Work instructions
Search the material for the string "scala", then show every line where it turns up.
┌──
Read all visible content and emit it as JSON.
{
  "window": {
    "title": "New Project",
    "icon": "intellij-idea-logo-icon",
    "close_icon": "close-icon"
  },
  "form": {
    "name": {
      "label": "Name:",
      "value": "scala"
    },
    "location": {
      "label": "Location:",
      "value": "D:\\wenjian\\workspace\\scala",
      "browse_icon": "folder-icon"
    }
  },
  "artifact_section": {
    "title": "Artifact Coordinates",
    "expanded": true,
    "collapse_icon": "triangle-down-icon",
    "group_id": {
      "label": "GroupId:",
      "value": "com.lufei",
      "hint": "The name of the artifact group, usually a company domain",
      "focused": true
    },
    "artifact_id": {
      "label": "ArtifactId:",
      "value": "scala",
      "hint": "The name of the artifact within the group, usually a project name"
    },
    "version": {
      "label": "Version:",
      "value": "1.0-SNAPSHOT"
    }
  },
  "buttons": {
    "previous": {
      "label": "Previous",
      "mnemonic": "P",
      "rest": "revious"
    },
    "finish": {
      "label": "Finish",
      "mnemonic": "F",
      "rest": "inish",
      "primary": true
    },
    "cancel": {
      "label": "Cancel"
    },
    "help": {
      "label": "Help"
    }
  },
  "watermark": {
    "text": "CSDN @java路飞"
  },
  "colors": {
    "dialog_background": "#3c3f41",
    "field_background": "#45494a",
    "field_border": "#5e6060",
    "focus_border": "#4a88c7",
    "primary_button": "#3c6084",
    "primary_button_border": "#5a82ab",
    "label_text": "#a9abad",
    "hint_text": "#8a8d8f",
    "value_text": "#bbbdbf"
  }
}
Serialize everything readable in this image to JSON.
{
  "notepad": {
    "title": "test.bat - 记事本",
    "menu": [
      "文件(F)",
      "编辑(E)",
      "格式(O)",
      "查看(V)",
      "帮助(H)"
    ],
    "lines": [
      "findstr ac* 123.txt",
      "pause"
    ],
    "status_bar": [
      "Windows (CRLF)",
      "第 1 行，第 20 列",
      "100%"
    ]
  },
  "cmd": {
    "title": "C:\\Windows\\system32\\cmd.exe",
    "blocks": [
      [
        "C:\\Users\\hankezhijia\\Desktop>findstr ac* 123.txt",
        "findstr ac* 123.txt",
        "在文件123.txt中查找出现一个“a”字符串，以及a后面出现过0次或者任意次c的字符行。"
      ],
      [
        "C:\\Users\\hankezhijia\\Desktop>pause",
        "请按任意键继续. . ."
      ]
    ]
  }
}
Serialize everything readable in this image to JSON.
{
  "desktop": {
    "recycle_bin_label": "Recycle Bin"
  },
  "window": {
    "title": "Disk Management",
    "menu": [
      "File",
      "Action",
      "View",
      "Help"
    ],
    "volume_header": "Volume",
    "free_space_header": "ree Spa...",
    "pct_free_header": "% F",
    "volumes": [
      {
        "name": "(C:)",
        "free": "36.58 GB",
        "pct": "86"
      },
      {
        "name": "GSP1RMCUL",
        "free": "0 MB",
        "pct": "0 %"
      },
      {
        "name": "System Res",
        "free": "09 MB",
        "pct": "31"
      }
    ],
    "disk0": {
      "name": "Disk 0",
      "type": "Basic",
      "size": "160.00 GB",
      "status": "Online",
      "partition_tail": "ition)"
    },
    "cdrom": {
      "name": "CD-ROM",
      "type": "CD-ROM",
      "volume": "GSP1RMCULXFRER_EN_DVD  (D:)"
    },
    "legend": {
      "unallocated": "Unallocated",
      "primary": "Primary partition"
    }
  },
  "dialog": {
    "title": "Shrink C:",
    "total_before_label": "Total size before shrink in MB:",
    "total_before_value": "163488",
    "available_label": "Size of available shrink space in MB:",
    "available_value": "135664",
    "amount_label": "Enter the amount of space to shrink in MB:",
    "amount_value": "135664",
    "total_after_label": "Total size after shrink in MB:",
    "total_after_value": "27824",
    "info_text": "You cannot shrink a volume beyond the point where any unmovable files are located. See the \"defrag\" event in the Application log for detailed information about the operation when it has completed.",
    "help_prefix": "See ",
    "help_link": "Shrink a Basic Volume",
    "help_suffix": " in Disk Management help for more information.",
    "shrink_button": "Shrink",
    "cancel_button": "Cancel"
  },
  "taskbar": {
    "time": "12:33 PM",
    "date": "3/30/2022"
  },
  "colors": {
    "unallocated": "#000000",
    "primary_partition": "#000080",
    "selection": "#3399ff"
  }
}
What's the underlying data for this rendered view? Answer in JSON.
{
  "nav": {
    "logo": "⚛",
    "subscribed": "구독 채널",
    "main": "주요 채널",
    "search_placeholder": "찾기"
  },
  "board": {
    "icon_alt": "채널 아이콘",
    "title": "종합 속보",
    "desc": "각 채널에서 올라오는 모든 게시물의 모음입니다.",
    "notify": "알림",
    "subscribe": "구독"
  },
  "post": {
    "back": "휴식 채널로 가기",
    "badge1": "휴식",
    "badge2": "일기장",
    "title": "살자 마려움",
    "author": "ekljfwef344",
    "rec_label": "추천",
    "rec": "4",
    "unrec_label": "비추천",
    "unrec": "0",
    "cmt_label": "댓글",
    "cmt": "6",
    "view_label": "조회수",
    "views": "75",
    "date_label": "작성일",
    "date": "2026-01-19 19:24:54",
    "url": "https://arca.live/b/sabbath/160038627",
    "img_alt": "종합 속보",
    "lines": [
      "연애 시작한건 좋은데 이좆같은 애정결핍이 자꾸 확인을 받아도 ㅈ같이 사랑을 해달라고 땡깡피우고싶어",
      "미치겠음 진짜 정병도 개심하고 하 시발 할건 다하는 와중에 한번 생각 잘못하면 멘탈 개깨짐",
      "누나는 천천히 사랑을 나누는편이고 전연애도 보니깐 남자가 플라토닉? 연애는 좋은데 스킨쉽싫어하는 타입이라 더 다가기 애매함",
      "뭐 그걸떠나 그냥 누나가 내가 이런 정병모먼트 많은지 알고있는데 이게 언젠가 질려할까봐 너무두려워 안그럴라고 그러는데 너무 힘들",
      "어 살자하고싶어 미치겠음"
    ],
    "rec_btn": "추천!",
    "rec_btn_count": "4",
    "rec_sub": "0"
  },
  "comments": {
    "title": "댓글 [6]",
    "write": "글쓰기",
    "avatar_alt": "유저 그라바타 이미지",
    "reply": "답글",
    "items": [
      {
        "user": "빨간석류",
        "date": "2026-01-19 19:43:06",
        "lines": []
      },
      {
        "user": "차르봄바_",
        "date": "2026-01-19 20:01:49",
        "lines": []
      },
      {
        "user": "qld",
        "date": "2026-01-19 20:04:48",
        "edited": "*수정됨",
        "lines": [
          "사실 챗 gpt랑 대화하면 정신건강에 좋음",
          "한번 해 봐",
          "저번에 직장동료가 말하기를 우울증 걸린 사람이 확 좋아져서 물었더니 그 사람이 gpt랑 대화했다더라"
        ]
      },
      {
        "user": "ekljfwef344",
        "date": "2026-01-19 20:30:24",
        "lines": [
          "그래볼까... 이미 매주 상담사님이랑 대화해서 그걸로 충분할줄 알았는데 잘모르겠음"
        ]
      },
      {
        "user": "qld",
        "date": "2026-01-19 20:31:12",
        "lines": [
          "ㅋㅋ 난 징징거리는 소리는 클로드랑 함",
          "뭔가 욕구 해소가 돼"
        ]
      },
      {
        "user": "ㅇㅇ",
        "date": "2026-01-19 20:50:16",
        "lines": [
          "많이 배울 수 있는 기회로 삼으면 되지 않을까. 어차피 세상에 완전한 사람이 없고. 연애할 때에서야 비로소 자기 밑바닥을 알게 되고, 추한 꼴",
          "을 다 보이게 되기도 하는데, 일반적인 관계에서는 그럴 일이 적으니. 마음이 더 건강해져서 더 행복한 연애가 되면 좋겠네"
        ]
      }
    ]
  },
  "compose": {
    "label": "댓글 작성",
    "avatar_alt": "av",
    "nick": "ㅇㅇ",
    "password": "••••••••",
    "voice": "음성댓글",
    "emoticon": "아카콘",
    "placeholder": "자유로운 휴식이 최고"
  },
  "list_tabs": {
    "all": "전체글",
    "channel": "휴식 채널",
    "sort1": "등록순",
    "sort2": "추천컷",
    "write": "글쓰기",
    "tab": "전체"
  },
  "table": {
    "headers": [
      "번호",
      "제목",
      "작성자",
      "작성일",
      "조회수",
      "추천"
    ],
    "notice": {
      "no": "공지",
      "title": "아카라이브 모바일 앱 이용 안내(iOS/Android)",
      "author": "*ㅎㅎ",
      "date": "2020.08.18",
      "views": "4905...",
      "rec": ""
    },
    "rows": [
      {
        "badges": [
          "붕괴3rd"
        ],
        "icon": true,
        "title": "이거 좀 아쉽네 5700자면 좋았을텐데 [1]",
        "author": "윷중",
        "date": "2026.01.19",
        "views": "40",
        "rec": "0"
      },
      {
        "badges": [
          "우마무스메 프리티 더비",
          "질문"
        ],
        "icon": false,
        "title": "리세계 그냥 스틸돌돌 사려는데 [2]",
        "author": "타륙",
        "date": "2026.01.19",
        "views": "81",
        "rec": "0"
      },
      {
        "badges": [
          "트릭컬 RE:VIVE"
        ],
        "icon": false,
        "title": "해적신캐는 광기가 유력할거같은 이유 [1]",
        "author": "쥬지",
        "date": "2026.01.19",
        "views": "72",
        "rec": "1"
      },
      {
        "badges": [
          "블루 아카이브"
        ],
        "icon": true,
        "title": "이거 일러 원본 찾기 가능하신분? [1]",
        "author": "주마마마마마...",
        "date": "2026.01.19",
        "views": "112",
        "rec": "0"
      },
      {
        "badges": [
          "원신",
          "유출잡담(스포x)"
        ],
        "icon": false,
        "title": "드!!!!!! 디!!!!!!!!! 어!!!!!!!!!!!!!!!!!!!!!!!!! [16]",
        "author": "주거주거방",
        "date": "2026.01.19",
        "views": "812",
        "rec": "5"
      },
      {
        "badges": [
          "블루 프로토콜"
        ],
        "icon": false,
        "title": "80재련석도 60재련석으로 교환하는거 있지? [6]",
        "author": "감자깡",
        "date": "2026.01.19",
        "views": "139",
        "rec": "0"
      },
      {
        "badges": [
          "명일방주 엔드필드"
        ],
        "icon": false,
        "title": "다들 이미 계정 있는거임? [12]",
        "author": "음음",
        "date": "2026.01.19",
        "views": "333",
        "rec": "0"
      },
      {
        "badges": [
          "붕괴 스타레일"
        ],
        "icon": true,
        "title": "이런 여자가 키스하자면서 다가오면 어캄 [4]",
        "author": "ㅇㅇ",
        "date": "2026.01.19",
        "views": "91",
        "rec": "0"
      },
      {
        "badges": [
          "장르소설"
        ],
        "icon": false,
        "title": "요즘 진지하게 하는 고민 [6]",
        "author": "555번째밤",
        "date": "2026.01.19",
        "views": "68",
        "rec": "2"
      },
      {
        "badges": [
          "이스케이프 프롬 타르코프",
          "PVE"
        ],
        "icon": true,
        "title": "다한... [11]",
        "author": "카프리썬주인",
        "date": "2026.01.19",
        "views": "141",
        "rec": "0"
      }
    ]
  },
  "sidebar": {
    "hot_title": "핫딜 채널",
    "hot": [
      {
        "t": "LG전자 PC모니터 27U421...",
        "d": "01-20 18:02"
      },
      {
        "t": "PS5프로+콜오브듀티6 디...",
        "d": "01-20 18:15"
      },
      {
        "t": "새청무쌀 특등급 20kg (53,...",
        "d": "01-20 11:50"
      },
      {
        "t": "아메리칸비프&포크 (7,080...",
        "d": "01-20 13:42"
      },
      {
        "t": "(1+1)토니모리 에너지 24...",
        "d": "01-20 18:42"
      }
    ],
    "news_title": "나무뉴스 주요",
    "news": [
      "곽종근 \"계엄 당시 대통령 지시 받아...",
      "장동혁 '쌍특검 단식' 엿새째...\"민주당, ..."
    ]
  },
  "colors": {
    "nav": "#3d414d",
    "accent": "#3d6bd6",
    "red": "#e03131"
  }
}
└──
Exercise answer
      "value": "scala"
      "value": "D:\\wenjian\\workspace\\scala",
      "value": "scala",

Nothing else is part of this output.